3
$\begingroup$

Let's say we have some sequence $y_1 \ldots y_n$. By definition, a 2nd order Markov model can capture more information from the sequence than a first or zeroth order Markov model. What I'm interested in, however, is if the first order model can capture some information that the second order model can't.

The reason I ask is the following. I have a procedure where, given a sequence with certain annotations, I learn a second order model from that sequence and use it to make predictions. These predictions are then used as input to the same procedure, and the process continues until the predictions don't change.

It turns out, however, that if I first do the above process using a first order model for several iterations, then use that output as an input for the same process with a second order model, I get even better results.

If I also add a zeroth order model before that, I get even better results.

My intuition tells me that the lower order models somehow filter out noise (i.e. false correlations that the second order model might capture), but I can't seem to find a good reason as to why this would happen.

Any suggestions? To those interested, the specific application is gene-start prediction.

$\endgroup$
2
  • 1
    $\begingroup$ What do you mean by "use that output"? I can think of several alternatives... $\endgroup$
    – jbowman
    Commented Sep 29, 2014 at 23:12
  • $\begingroup$ @Just, maybe you can describe the estimation procedure of the models more explicitly, eg, is it optimization-based? Is this a hidden Markov model? $\endgroup$
    – Andrew M
    Commented Sep 30, 2014 at 8:33

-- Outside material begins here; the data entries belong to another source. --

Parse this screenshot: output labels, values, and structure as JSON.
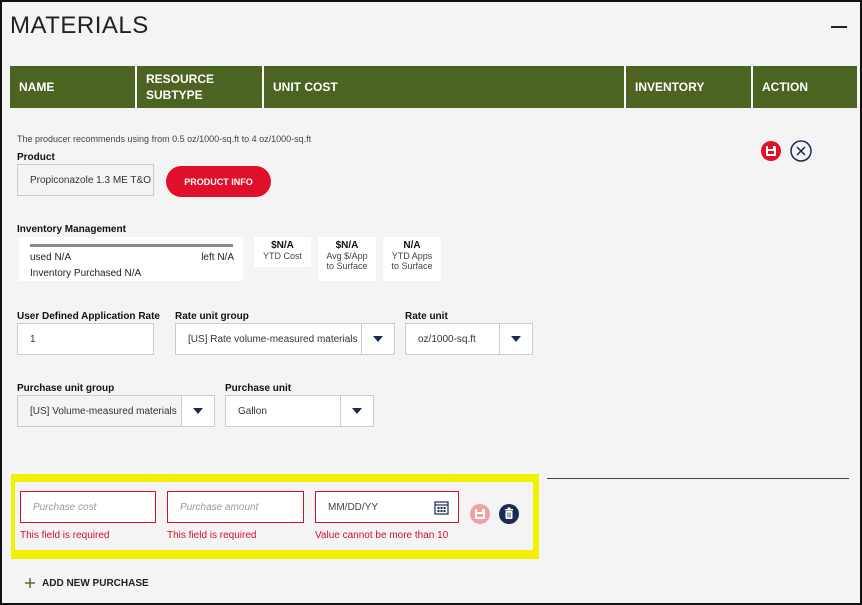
{
  "title": "MATERIALS",
  "columns": [
    "NAME",
    "RESOURCE SUBTYPE",
    "UNIT COST",
    "INVENTORY",
    "ACTION"
  ],
  "recommendation": "The producer recommends using from 0.5 oz/1000-sq.ft to 4 oz/1000-sq.ft",
  "product": {
    "label": "Product",
    "value": "Propiconazole 1.3 ME T&O",
    "info_button": "PRODUCT INFO"
  },
  "inventory": {
    "label": "Inventory Management",
    "used": "used N/A",
    "left": "left N/A",
    "purchased": "Inventory Purchased N/A",
    "stats": [
      {
        "value": "$N/A",
        "line1": "YTD Cost",
        "line2": ""
      },
      {
        "value": "$N/A",
        "line1": "Avg $/App",
        "line2": "to Surface"
      },
      {
        "value": "N/A",
        "line1": "YTD Apps",
        "line2": "to Surface"
      }
    ]
  },
  "application": {
    "rate_label": "User Defined Application Rate",
    "rate_value": "1",
    "group_label": "Rate unit group",
    "group_value": "[US] Rate volume-measured materials",
    "unit_label": "Rate unit",
    "unit_value": "oz/1000-sq.ft"
  },
  "purchase_units": {
    "group_label": "Purchase unit group",
    "group_value": "[US] Volume-measured materials",
    "unit_label": "Purchase unit",
    "unit_value": "Gallon"
  },
  "purchase_form": {
    "cost_placeholder": "Purchase cost",
    "amount_placeholder": "Purchase amount",
    "date_placeholder": "MM/DD/YY",
    "cost_error": "This field is required",
    "amount_error": "This field is required",
    "date_error": "Value cannot be more than 10"
  },
  "add_purchase": "ADD NEW PURCHASE",
  "colors": {
    "header_green": "#4c6421",
    "accent_red": "#e0102a",
    "highlight": "#f1f100",
    "navy": "#1a2a55"
  },
  "icons": [
    "save-icon",
    "cancel-circle-icon",
    "calendar-icon",
    "trash-icon",
    "plus-icon",
    "chevron-down-icon"
  ]
}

2 Answers 2

2
$\begingroup$

This is a typical overfitting situation. Your 2nd order class model contains the 1st order model, so in theory it should do better, but due to the finiteness of your training data, you are getting 'noisy' parameters that should have been zeros. This happens all the time, and the usual solution is to regularize the model (unless you are already doing so).

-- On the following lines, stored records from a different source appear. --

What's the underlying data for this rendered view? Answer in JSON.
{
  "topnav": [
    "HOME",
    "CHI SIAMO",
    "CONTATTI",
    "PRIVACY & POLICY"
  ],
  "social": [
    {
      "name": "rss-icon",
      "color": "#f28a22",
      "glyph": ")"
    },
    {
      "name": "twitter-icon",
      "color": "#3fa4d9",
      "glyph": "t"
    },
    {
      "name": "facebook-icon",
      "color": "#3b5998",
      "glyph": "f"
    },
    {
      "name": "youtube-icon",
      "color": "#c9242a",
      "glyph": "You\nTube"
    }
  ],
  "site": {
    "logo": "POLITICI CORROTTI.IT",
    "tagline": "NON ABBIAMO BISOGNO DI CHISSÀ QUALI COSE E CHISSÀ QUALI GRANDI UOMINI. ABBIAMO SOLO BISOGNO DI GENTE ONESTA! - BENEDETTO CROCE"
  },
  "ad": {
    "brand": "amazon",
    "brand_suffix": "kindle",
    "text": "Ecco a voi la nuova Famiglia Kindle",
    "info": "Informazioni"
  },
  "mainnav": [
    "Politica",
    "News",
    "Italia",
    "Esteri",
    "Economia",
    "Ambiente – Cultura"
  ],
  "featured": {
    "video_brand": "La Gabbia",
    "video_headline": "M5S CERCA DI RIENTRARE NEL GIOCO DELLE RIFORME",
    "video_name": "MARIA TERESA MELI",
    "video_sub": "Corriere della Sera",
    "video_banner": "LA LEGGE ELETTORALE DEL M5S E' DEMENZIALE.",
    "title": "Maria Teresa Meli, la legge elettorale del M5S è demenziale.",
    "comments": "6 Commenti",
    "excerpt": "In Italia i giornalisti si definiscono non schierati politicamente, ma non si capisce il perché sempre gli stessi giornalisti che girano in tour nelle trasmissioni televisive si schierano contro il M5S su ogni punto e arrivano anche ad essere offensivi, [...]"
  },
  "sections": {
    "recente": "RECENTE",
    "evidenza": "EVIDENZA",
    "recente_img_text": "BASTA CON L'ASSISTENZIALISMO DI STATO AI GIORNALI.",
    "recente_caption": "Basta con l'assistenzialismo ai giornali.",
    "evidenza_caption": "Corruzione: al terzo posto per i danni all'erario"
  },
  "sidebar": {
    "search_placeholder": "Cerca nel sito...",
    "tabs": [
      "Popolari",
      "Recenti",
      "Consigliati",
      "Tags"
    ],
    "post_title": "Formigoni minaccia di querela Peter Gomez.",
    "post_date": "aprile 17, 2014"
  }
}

$\endgroup$
1
  • $\begingroup$ Note that I still run the second order model in the second case. The only difference is that I start off using a first order model and move on to a second order. If overfitting occurs, shouldn't both cases express it in the same way? Both ultimately use second order models. $\endgroup$
    – Just
    Commented Sep 29, 2014 at 19:58
1
$\begingroup$

The answer will be clearer if we address the two parts of your question separately.

The first is whether a first order model is capable of capturing information that a second order model cannot. The answer to this is, demonstrably, no, since we can write any first order model as a (degenerate) second order model.

The second, somewhat subtler issue is about performance of an estimated model. The more complex a model, the more noise will affect the estimates. Indeed, even a simpler, wrong, model* can outperform a more complex, correct model. For example parameter estimates of a simpler model may have substantially lower variance, which may be more than enough to overcome the greater bias (i.e. there's a bias-variance tradeoff). This would mean that in (say) mean-square-error terms, a simple model can outperform a complex one, even though the complex one subsumes the simple one within it.

* (even one known a priori to be wrong may nevertheless be a better choice, from a prediction point of view)

$\endgroup$

Your Answer

By clicking “Post Your Answer”, you agree to our terms of service and acknowledge you have read our privacy policy.

Not the answer you're looking for? Browse other questions tagged or ask your own question.